*Activity*:
Gather all lines in the data that hold the string "this".

Excerpts from an interface dataset:

..........

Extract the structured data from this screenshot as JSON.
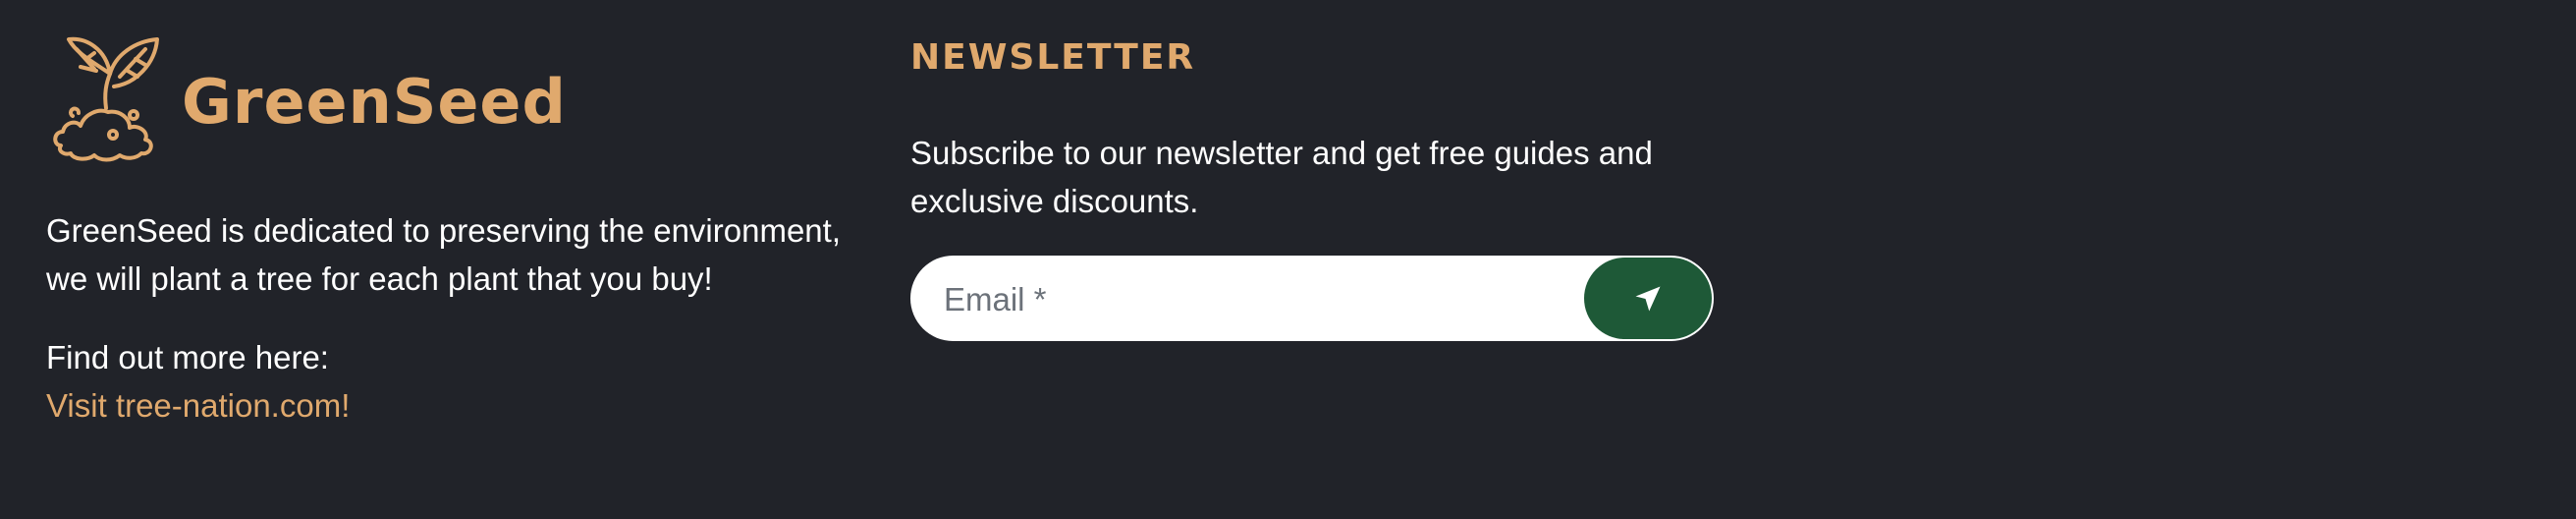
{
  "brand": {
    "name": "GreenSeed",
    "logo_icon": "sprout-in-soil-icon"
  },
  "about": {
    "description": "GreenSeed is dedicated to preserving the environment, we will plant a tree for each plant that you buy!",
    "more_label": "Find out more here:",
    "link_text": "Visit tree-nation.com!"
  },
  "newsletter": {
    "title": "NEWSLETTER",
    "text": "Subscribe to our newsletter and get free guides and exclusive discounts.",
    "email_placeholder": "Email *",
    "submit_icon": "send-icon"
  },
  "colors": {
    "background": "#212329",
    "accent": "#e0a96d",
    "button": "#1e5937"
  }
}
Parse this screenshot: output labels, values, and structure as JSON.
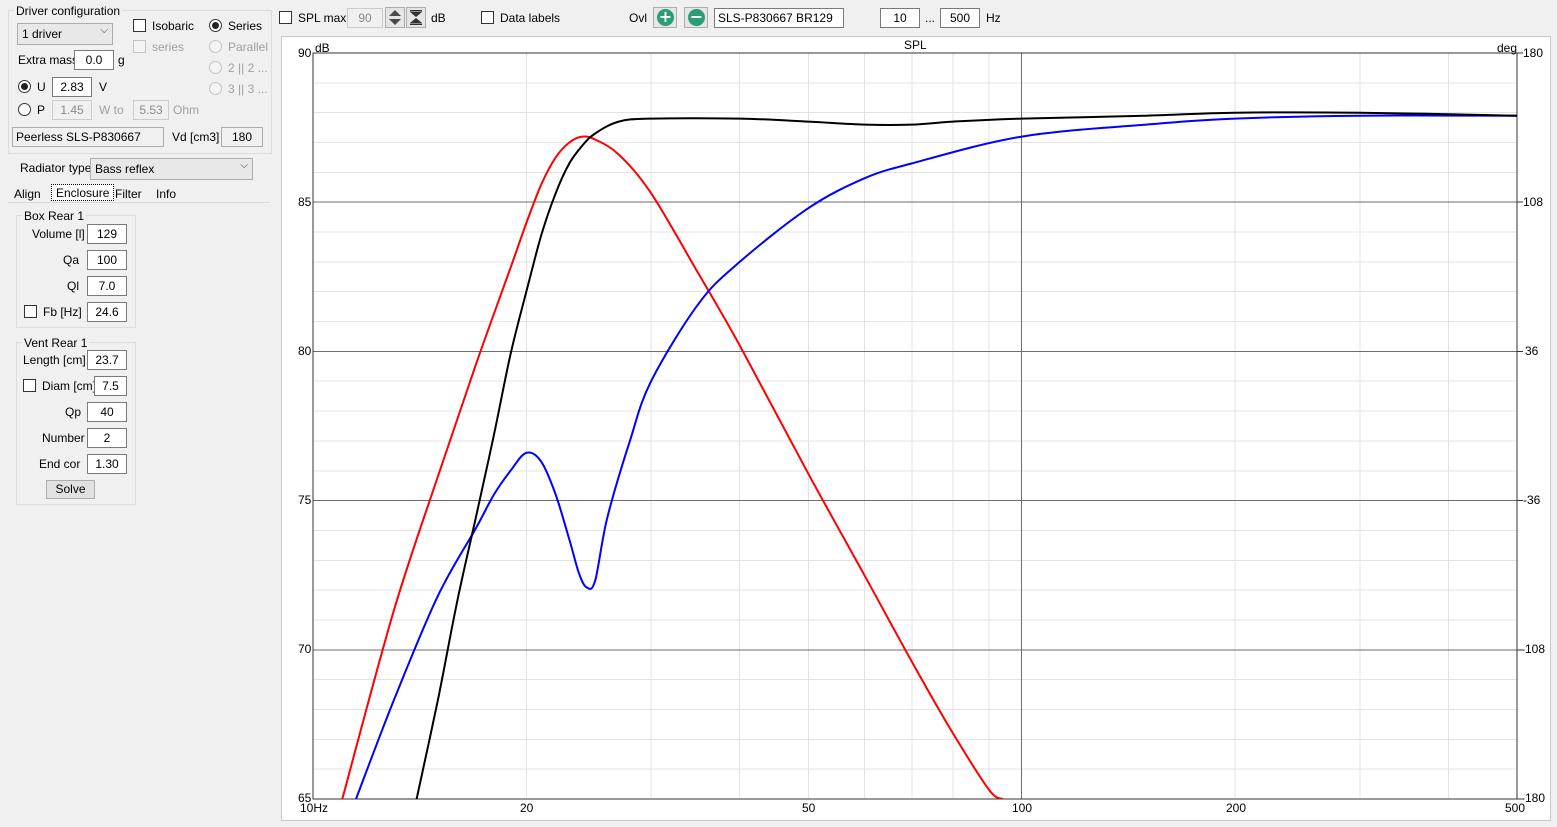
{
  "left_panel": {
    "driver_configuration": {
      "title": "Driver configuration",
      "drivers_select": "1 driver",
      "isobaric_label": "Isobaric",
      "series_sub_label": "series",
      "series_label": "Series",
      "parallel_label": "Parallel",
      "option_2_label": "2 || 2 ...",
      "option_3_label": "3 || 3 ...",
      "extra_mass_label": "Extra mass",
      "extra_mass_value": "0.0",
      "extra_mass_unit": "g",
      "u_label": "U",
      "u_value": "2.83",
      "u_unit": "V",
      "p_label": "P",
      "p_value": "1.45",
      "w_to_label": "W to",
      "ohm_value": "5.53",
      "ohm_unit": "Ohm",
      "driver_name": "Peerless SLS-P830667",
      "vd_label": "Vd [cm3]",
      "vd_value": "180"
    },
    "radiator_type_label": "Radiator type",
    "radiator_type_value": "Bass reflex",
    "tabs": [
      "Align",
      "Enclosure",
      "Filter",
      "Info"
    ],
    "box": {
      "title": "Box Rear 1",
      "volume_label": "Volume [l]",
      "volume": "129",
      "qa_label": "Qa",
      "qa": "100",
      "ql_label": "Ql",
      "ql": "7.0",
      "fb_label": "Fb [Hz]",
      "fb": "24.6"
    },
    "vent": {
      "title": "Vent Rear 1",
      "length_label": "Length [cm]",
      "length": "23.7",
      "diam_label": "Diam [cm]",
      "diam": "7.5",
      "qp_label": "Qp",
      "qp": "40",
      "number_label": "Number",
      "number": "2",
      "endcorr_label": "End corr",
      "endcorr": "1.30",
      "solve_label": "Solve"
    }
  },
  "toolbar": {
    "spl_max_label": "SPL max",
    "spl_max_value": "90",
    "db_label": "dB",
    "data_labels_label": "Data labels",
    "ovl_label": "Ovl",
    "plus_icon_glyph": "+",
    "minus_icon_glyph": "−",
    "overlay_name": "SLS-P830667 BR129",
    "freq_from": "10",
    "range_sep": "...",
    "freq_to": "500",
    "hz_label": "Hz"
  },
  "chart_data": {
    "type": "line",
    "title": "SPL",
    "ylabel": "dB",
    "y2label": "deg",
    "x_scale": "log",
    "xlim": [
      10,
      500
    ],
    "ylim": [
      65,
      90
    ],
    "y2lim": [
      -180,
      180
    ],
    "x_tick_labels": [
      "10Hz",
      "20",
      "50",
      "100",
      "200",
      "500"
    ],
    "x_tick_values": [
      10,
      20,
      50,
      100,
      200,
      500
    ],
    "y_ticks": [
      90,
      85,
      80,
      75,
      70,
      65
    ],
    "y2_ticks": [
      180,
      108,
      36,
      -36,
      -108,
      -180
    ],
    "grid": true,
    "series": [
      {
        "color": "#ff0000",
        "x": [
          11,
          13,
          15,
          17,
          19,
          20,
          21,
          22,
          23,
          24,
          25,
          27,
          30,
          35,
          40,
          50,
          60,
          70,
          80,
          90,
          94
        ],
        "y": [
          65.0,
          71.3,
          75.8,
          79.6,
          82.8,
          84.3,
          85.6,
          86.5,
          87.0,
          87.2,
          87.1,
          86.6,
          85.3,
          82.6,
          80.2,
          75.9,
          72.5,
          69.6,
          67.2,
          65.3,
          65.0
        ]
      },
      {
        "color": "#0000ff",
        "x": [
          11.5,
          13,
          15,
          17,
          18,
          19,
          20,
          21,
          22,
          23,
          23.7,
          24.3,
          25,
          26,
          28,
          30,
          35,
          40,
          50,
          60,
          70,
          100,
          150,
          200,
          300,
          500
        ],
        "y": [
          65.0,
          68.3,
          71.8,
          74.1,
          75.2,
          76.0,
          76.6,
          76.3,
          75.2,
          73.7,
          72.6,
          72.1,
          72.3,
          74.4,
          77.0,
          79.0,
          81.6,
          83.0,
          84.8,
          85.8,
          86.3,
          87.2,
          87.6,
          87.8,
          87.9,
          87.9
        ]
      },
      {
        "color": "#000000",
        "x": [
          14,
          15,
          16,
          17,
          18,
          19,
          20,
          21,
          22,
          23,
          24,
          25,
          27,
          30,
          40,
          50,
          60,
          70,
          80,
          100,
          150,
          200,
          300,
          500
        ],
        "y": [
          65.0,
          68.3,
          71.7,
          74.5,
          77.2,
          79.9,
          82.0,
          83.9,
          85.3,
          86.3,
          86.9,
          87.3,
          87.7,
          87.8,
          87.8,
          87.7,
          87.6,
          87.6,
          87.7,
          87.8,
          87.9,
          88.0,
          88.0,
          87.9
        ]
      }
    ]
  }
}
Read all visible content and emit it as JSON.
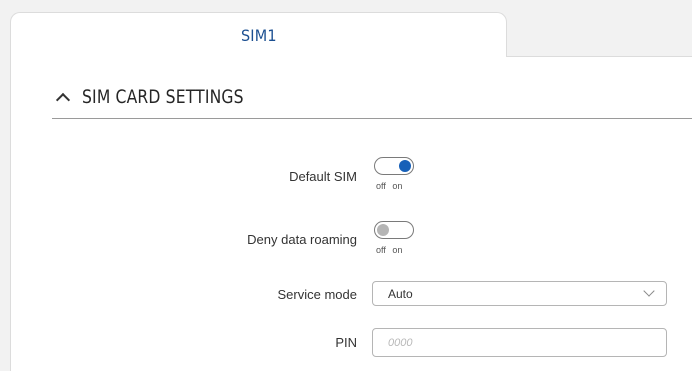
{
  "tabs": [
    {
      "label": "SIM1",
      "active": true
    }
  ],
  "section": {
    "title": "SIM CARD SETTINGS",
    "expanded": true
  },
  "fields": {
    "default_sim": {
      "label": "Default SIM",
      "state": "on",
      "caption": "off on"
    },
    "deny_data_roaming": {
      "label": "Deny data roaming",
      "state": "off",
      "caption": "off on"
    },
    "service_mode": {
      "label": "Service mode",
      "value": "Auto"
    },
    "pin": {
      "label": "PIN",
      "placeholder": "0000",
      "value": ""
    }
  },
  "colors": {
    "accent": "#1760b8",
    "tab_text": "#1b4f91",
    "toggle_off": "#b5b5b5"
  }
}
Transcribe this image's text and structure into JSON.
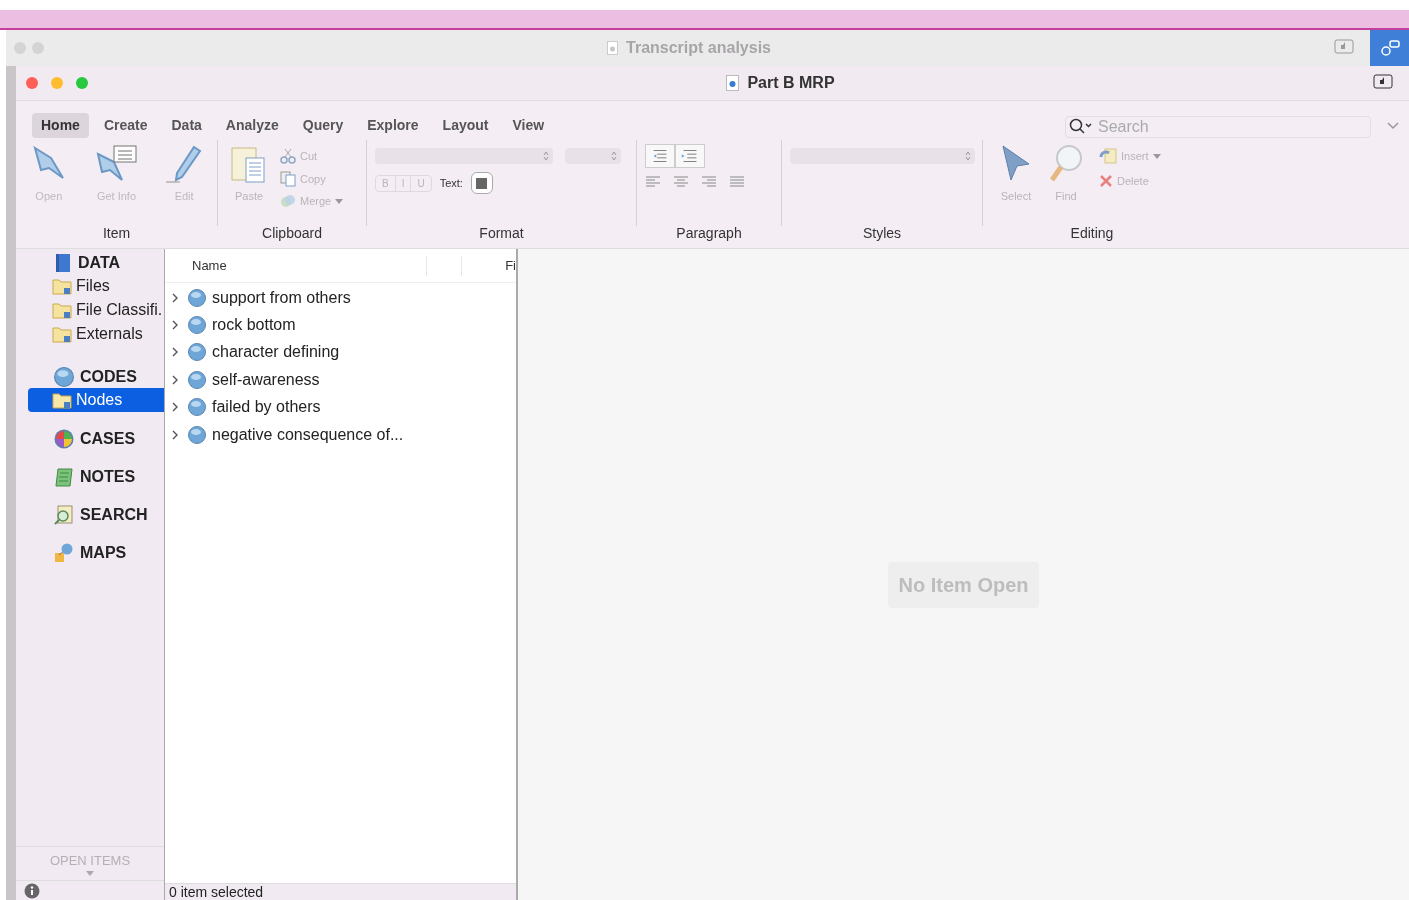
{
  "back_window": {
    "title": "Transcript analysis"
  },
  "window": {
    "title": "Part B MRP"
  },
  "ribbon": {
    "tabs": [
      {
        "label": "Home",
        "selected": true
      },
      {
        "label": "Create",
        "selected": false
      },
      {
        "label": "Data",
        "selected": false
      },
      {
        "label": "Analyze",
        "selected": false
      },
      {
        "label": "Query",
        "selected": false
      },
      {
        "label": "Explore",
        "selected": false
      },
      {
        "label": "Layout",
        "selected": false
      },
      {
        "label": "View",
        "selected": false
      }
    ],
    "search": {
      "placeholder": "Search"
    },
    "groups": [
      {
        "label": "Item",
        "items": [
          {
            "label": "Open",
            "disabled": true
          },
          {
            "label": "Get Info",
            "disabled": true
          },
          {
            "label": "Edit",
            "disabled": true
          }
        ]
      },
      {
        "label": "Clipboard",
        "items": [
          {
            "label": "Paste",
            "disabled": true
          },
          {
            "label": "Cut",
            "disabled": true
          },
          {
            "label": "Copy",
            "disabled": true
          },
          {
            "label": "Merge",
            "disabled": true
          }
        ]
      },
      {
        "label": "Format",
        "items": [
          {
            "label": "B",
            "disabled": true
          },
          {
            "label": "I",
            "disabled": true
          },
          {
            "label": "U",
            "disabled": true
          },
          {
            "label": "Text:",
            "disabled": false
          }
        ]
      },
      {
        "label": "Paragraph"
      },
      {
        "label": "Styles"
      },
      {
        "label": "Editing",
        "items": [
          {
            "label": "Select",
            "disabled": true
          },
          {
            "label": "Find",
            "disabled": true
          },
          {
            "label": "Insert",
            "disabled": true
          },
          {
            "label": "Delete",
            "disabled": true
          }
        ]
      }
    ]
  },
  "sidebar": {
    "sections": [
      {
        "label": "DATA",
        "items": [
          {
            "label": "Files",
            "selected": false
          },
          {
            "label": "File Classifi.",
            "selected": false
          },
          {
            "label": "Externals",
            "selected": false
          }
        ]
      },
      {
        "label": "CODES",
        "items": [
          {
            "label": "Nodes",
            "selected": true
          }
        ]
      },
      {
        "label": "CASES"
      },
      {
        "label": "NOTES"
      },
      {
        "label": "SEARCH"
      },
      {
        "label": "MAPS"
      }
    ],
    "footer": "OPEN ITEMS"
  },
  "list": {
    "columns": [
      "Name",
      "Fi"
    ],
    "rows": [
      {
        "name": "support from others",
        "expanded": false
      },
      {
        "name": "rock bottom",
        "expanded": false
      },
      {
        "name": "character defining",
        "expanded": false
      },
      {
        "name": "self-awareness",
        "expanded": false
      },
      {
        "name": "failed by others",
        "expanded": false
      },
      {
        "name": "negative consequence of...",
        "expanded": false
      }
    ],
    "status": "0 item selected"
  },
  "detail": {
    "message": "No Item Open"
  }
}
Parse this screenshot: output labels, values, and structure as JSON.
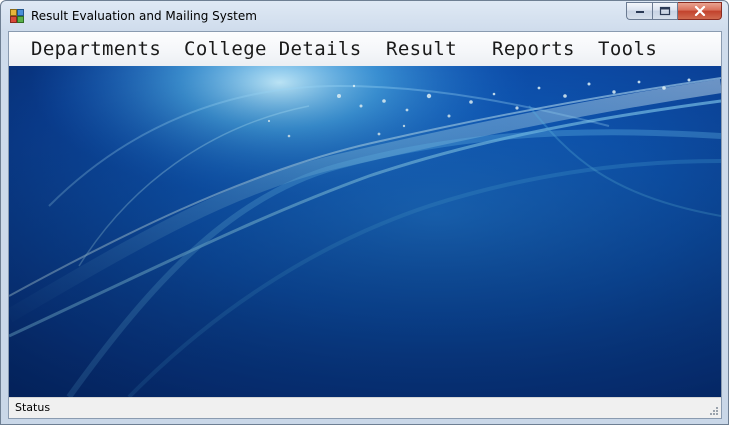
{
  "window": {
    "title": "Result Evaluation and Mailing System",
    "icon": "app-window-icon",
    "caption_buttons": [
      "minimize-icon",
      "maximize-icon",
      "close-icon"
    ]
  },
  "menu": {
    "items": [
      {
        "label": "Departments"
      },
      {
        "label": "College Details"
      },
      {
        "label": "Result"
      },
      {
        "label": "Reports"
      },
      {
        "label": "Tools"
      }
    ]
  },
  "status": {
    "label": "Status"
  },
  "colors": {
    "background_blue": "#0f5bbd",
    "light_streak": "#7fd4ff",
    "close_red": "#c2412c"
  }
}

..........

*Answer box*:
Extract the structured data from this screenshot as JSON.
Parse this screenshot: output labels, values, and structure as JSON.
Transcribe this image's text and structure into JSON.
Parse this screenshot: output labels, values, and structure as JSON.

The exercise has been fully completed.